[Records from a dataset]
◆ ◆ ◆ ◆

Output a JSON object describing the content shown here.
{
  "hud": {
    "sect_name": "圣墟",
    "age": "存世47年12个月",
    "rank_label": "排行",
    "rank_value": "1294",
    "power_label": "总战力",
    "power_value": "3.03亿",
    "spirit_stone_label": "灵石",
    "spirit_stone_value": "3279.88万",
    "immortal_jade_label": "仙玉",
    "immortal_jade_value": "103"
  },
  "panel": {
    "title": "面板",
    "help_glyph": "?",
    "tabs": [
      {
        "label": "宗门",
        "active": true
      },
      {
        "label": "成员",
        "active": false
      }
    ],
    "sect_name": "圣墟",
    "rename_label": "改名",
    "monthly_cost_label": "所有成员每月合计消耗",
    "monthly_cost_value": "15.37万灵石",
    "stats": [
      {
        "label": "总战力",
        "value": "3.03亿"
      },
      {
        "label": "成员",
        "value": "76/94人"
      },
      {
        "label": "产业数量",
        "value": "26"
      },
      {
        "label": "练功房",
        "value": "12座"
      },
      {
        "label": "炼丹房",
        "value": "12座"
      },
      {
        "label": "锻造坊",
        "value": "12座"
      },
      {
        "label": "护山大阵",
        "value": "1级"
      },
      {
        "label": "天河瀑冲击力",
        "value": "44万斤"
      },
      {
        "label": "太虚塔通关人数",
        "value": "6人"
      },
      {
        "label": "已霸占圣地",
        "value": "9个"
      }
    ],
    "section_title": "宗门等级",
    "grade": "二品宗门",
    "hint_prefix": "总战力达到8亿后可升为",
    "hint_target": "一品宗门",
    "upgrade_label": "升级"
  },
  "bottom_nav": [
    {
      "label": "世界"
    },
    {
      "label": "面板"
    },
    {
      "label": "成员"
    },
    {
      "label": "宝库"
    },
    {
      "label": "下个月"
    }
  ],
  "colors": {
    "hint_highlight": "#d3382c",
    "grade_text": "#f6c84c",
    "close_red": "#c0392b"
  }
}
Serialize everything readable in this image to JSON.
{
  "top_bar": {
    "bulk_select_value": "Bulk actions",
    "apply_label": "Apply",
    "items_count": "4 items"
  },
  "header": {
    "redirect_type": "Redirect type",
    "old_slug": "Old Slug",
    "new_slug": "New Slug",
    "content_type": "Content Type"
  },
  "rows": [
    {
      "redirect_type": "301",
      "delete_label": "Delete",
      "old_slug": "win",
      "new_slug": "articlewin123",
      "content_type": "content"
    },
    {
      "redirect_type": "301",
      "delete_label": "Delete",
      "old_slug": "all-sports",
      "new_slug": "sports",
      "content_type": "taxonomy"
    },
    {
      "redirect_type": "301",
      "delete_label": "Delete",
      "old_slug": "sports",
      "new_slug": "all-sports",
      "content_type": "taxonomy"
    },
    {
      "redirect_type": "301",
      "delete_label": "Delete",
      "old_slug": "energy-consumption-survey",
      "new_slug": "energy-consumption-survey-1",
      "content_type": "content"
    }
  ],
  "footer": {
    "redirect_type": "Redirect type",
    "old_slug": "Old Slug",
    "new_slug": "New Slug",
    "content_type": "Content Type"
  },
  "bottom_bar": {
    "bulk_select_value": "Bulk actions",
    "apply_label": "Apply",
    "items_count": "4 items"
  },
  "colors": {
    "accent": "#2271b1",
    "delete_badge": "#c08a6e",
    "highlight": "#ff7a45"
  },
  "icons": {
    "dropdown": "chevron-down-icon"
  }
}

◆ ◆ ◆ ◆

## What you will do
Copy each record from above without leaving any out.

## Response box
Output a JSON object describing the content shown here.
{
  "hud": {
    "sect_name": "圣墟",
    "age": "存世47年12个月",
    "rank_label": "排行",
    "rank_value": "1294",
    "power_label": "总战力",
    "power_value": "3.03亿",
    "spirit_stone_label": "灵石",
    "spirit_stone_value": "3279.88万",
    "immortal_jade_label": "仙玉",
    "immortal_jade_value": "103"
  },
  "panel": {
    "title": "面板",
    "help_glyph": "?",
    "tabs": [
      {
        "label": "宗门",
        "active": true
      },
      {
        "label": "成员",
        "active": false
      }
    ],
    "sect_name": "圣墟",
    "rename_label": "改名",
    "monthly_cost_label": "所有成员每月合计消耗",
    "monthly_cost_value": "15.37万灵石",
    "stats": [
      {
        "label": "总战力",
        "value": "3.03亿"
      },
      {
        "label": "成员",
        "value": "76/94人"
      },
      {
        "label": "产业数量",
        "value": "26"
      },
      {
        "label": "练功房",
        "value": "12座"
      },
      {
        "label": "炼丹房",
        "value": "12座"
      },
      {
        "label": "锻造坊",
        "value": "12座"
      },
      {
        "label": "护山大阵",
        "value": "1级"
      },
      {
        "label": "天河瀑冲击力",
        "value": "44万斤"
      },
      {
        "label": "太虚塔通关人数",
        "value": "6人"
      },
      {
        "label": "已霸占圣地",
        "value": "9个"
      }
    ],
    "section_title": "宗门等级",
    "grade": "二品宗门",
    "hint_prefix": "总战力达到8亿后可升为",
    "hint_target": "一品宗门",
    "upgrade_label": "升级"
  },
  "bottom_nav": [
    {
      "label": "世界"
    },
    {
      "label": "面板"
    },
    {
      "label": "成员"
    },
    {
      "label": "宝库"
    },
    {
      "label": "下个月"
    }
  ],
  "colors": {
    "hint_highlight": "#d3382c",
    "grade_text": "#f6c84c",
    "close_red": "#c0392b"
  }
}
Serialize everything readable in this image to JSON.
{
  "top_bar": {
    "bulk_select_value": "Bulk actions",
    "apply_label": "Apply",
    "items_count": "4 items"
  },
  "header": {
    "redirect_type": "Redirect type",
    "old_slug": "Old Slug",
    "new_slug": "New Slug",
    "content_type": "Content Type"
  },
  "rows": [
    {
      "redirect_type": "301",
      "delete_label": "Delete",
      "old_slug": "win",
      "new_slug": "articlewin123",
      "content_type": "content"
    },
    {
      "redirect_type": "301",
      "delete_label": "Delete",
      "old_slug": "all-sports",
      "new_slug": "sports",
      "content_type": "taxonomy"
    },
    {
      "redirect_type": "301",
      "delete_label": "Delete",
      "old_slug": "sports",
      "new_slug": "all-sports",
      "content_type": "taxonomy"
    },
    {
      "redirect_type": "301",
      "delete_label": "Delete",
      "old_slug": "energy-consumption-survey",
      "new_slug": "energy-consumption-survey-1",
      "content_type": "content"
    }
  ],
  "footer": {
    "redirect_type": "Redirect type",
    "old_slug": "Old Slug",
    "new_slug": "New Slug",
    "content_type": "Content Type"
  },
  "bottom_bar": {
    "bulk_select_value": "Bulk actions",
    "apply_label": "Apply",
    "items_count": "4 items"
  },
  "colors": {
    "accent": "#2271b1",
    "delete_badge": "#c08a6e",
    "highlight": "#ff7a45"
  },
  "icons": {
    "dropdown": "chevron-down-icon"
  }
}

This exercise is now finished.